-- Source data follows --

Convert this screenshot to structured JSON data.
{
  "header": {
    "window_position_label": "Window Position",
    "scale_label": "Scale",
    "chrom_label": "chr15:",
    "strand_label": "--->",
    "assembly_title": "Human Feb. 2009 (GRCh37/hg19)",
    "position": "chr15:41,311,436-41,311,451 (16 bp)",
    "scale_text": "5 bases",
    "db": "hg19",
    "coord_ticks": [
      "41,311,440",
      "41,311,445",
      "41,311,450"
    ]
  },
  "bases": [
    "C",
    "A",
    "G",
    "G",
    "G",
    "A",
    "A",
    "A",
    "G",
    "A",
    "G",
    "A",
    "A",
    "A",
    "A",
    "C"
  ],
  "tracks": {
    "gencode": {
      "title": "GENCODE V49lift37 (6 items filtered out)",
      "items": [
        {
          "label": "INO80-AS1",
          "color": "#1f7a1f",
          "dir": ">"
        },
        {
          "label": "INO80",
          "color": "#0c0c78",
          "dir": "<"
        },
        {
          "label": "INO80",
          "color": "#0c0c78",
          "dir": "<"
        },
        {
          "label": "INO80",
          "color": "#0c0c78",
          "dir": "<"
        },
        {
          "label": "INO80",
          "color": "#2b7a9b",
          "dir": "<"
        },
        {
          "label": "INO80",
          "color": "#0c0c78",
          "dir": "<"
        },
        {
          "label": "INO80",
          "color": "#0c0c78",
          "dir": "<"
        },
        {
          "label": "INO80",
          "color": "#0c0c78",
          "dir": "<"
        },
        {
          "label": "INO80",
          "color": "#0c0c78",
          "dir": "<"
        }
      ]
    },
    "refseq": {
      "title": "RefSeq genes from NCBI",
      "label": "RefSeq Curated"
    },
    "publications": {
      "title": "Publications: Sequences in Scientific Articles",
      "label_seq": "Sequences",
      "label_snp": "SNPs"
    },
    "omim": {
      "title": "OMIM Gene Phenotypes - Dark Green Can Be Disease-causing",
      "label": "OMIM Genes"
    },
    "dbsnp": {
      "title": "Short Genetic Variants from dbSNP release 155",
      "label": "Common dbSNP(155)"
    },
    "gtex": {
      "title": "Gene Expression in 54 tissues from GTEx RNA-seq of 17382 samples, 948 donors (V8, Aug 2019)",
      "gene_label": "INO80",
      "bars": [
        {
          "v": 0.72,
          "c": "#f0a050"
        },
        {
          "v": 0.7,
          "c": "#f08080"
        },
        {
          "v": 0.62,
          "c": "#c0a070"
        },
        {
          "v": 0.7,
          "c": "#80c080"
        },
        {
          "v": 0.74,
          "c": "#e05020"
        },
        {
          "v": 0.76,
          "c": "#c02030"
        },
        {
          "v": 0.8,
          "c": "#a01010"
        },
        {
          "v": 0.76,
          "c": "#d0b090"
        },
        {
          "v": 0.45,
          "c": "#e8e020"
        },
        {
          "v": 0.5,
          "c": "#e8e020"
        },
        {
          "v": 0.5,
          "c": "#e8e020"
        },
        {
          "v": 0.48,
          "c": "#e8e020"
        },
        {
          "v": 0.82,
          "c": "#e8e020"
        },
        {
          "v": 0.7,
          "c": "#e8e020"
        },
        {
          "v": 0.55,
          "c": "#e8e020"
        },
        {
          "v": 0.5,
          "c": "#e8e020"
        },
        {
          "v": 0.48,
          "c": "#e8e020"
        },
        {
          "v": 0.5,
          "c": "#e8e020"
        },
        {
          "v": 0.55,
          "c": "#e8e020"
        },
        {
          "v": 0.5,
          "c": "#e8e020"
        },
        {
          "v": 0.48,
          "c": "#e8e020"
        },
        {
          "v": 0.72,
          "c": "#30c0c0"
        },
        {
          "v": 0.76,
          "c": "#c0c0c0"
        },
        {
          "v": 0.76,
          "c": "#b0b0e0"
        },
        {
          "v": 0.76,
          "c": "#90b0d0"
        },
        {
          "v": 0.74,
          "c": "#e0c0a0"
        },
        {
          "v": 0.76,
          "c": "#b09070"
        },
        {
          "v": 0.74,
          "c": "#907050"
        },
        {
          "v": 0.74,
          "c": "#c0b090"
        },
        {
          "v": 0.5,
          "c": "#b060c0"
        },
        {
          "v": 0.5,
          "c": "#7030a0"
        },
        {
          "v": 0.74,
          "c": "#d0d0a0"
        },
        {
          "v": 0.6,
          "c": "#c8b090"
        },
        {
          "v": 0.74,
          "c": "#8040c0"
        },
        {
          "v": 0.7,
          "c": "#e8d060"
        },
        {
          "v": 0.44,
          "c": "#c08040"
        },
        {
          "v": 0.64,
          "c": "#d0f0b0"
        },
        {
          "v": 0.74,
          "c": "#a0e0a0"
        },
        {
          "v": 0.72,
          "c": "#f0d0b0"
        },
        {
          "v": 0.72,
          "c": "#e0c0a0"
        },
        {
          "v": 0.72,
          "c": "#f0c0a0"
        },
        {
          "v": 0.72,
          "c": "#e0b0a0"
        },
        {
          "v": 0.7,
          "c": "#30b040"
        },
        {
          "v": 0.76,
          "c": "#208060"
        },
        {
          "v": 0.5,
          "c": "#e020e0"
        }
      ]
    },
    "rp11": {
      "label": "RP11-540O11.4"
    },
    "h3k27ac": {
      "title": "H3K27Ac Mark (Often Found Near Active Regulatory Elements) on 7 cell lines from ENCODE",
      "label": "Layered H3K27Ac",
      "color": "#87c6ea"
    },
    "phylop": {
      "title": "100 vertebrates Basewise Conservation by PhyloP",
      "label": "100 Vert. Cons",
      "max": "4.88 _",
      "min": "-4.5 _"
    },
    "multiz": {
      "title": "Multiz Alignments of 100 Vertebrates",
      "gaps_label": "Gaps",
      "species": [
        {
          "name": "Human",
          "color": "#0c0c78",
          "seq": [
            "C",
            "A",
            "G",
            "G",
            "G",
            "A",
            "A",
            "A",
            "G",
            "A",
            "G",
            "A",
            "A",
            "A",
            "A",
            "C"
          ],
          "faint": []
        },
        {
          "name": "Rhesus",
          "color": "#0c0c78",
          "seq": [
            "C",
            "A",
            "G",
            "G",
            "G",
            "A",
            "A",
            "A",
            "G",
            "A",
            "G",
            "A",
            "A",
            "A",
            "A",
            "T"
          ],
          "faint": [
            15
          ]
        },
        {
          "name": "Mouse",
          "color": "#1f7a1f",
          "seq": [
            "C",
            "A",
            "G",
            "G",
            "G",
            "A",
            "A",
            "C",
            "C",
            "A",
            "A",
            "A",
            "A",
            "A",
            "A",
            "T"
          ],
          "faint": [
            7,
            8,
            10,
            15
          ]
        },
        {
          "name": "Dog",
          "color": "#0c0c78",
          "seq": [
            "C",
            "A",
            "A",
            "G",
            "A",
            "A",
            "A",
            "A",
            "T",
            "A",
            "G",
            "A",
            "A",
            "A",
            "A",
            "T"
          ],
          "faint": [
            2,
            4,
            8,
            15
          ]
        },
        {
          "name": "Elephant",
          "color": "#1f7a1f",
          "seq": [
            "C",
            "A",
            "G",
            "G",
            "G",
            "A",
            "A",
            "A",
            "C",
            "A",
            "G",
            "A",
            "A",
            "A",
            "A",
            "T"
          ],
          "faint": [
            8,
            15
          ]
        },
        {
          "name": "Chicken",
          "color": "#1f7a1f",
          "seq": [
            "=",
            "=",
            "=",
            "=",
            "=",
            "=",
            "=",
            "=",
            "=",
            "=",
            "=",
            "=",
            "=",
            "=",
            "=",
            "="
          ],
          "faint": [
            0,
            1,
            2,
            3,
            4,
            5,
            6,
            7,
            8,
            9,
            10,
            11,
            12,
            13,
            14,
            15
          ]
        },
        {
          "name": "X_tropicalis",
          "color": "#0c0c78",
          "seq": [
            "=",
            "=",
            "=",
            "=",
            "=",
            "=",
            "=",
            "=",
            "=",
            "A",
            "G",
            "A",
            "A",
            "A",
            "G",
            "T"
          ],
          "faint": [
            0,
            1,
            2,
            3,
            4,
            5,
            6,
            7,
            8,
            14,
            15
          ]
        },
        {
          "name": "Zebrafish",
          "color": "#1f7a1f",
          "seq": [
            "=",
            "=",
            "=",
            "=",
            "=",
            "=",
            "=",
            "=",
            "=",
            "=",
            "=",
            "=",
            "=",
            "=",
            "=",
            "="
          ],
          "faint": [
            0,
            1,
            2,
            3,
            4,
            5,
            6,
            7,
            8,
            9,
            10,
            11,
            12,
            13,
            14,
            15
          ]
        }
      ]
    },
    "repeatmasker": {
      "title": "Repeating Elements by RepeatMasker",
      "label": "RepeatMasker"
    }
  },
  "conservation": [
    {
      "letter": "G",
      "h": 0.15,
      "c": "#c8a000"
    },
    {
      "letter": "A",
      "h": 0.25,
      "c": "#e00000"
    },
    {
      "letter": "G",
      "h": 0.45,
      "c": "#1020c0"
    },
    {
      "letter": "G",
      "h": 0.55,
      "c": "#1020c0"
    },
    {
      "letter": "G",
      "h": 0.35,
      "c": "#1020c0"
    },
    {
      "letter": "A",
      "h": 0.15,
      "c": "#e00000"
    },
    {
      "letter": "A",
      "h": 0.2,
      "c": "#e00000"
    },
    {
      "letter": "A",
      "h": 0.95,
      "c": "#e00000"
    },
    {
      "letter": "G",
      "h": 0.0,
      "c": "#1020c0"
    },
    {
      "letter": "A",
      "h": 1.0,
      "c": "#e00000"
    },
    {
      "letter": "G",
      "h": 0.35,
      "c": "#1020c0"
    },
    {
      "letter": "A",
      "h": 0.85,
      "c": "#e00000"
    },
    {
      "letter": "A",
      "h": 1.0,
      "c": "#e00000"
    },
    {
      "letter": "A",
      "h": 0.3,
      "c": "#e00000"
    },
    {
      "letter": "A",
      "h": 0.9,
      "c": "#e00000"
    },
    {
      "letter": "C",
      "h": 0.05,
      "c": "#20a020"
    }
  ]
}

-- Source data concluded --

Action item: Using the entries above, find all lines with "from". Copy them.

Response to the exercise:
      "title": "RefSeq genes from NCBI",
      "title": "Short Genetic Variants from dbSNP release 155",
      "title": "Gene Expression in 54 tissues from GTEx RNA-seq of 17382 samples, 948 donors (V8, Aug 2019)",
      "title": "H3K27Ac Mark (Often Found Near Active Regulatory Elements) on 7 cell lines from ENCODE",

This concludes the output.